-- DATA follows --
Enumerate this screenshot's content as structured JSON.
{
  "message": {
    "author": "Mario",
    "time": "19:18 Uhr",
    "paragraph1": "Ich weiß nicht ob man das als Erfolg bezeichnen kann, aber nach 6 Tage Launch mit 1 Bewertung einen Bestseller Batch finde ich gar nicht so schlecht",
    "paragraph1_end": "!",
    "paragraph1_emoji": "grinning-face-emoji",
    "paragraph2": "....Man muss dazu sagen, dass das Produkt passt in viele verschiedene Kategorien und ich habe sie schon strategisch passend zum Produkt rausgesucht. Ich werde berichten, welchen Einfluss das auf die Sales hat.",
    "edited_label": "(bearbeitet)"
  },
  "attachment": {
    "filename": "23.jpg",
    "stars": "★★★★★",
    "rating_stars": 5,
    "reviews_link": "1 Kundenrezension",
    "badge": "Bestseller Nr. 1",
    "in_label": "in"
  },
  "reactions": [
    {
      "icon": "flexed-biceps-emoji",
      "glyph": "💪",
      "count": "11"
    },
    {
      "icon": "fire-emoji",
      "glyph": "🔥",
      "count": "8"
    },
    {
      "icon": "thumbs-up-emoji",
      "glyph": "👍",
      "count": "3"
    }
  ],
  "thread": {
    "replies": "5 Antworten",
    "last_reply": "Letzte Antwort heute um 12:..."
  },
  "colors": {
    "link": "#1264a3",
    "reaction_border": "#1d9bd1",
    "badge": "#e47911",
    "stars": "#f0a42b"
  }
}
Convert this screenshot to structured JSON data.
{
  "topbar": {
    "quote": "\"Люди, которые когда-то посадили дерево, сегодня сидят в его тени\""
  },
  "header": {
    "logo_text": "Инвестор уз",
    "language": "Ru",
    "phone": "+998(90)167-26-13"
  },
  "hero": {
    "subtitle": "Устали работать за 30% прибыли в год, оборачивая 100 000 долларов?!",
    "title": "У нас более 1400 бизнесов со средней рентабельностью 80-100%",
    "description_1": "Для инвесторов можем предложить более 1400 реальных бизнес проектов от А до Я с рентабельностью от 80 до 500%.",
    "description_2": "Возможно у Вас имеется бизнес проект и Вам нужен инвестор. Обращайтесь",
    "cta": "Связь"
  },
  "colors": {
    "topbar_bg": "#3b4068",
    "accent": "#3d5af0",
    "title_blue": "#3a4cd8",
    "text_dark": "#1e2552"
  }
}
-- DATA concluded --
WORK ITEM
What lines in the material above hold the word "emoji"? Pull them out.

TASK RESULT
    "paragraph1_emoji": "grinning-face-emoji",
      "icon": "flexed-biceps-emoji",
      "icon": "fire-emoji",
      "icon": "thumbs-up-emoji",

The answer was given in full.